Is it time to rethink recycling for a flourishing garden?
In the 1980s, recycling was introduced as a more environmentally friendly way to approach waste management. Instead of burning, burying or simply dumping trash, it would be reused. The aim was to cut down on waste and limit the impact of trash on the environment.
Needless to say, recycling has been very successful. By recycling everything from aluminum cans to plastic containers, greenhouse gas emissions are reduced, energy is saved, and less landfill space is used. Across the globe, countries are reducing their carbon footprint and supporting sustainable practice through recycling.
But couldn’t we go further than just tossing our garbage in the proper bin? It’s time to think about how we can make our green spaces greener. Diverting materials from going to landfills and reusing them is essential. You can reduce your overall impact on the environment through using simple but effective techniques.
New technology allows more efficient recycling and a broader range of recyclable materials. One recent discovery is a recycling process that uses zero water—making the process better for the environment. In a variety of fields like horticulture, landscaping, forestry, and gardening, recycling is evolving.
Bringing Recycling Into Your Garden
Here are just a few ways you can spruce up your garden through using recycled materials:
- Use construction waste and crushed brick as soil amendments
- Use plastic bottle containers for irrigation by burying it in soil with strategically placed holes so that water drains efficiently to plants
- Use glass that’s been crushed and reformed as quirky landscape accents
- Use tires for drain tiles and as plant containers
- Use plastic take out containers for your smaller plants
- Save dryer lint and till it into your garden to improve the soil’s moisture absorption
- Use leftover tea bags and coffee filters to help your azalea bushes bloom brighter and fuller
Composting—a process different from recycling that incorporates natural waste back into the environment—has also grown in popularity. You can use your leftover kitchen scraps, old newspapers, and more to create thick, rich soil in which all your plants will flourish. Many people use compost to support a self-sustaining garden to grow organic food.
If you want to learn more about how to design a flourishing garden and support biodiversity, we can help.

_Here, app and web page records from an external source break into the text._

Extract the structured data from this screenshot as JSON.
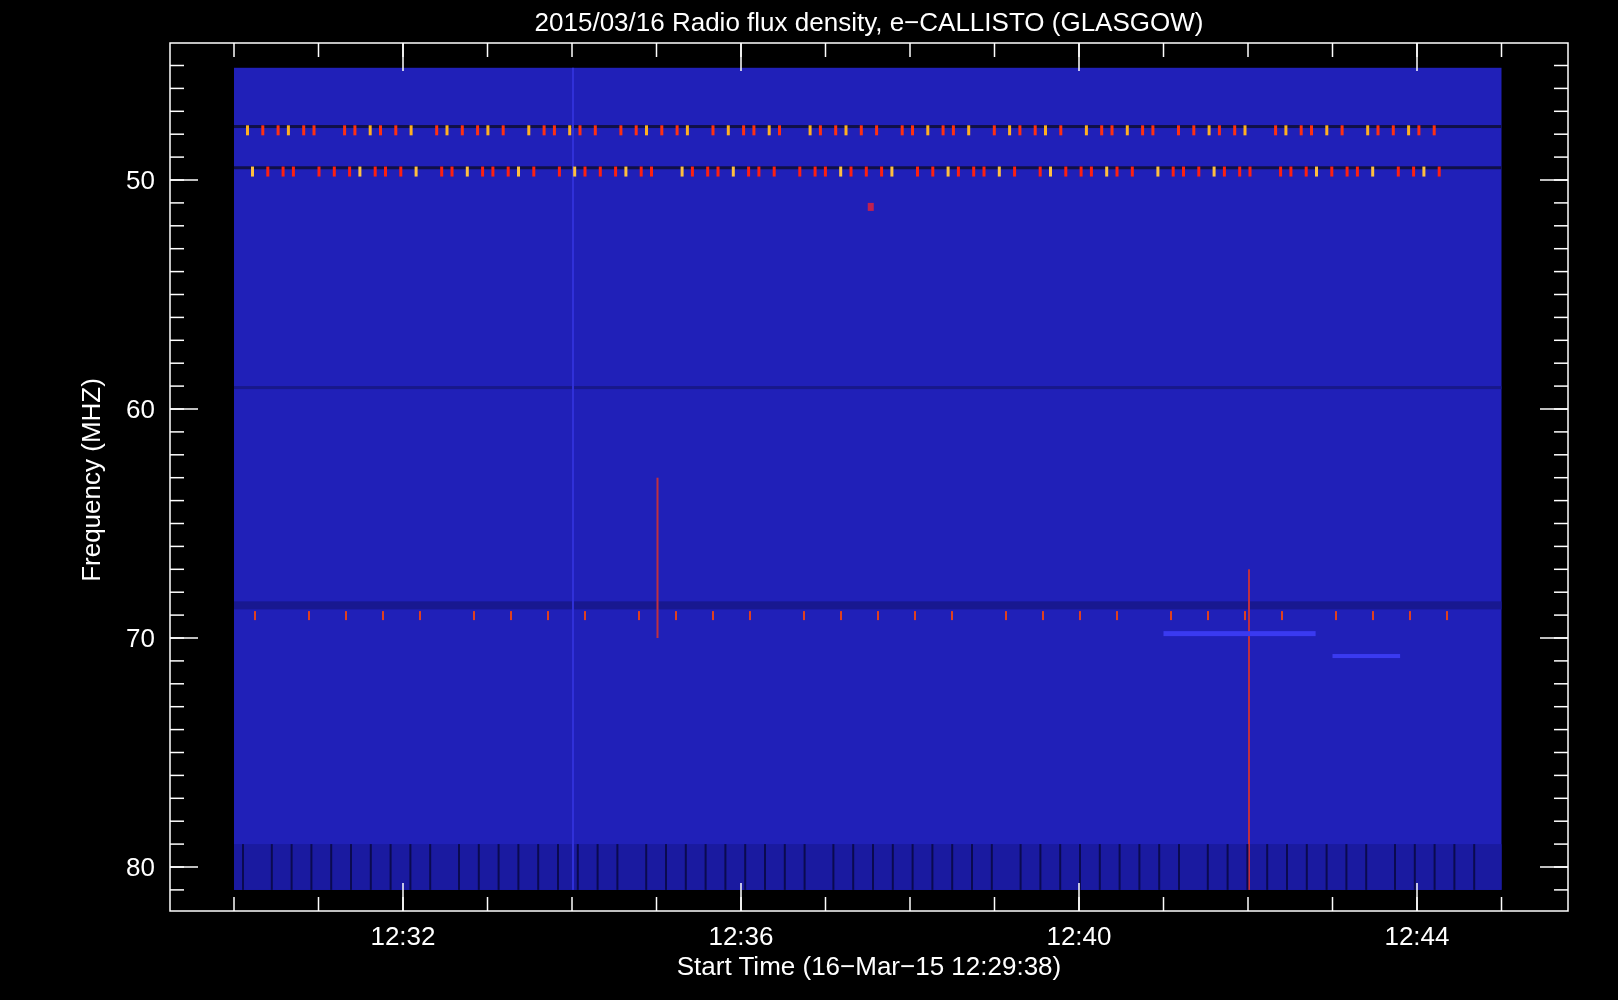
{
  "title": "2015/03/16  Radio flux density, e−CALLISTO (GLASGOW)",
  "plot": {
    "ylabel": "Frequency (MHZ)",
    "xlabel": "Start Time (16−Mar−15 12:29:38)",
    "yticks": [
      "50",
      "60",
      "70",
      "80"
    ],
    "xticks": [
      "12:32",
      "12:36",
      "12:40",
      "12:44"
    ]
  }
}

Soil Advocates Inc. believes in promoting the latest tools & processes in climate change mitigation, urban green spaces, recreation and conservation. We’re at the cutting edge of everything involving sustainability education and consulting.
Contact us today to learn more about how we can help with everything from environmental analysis to feasibility studies to help your business be more in the green.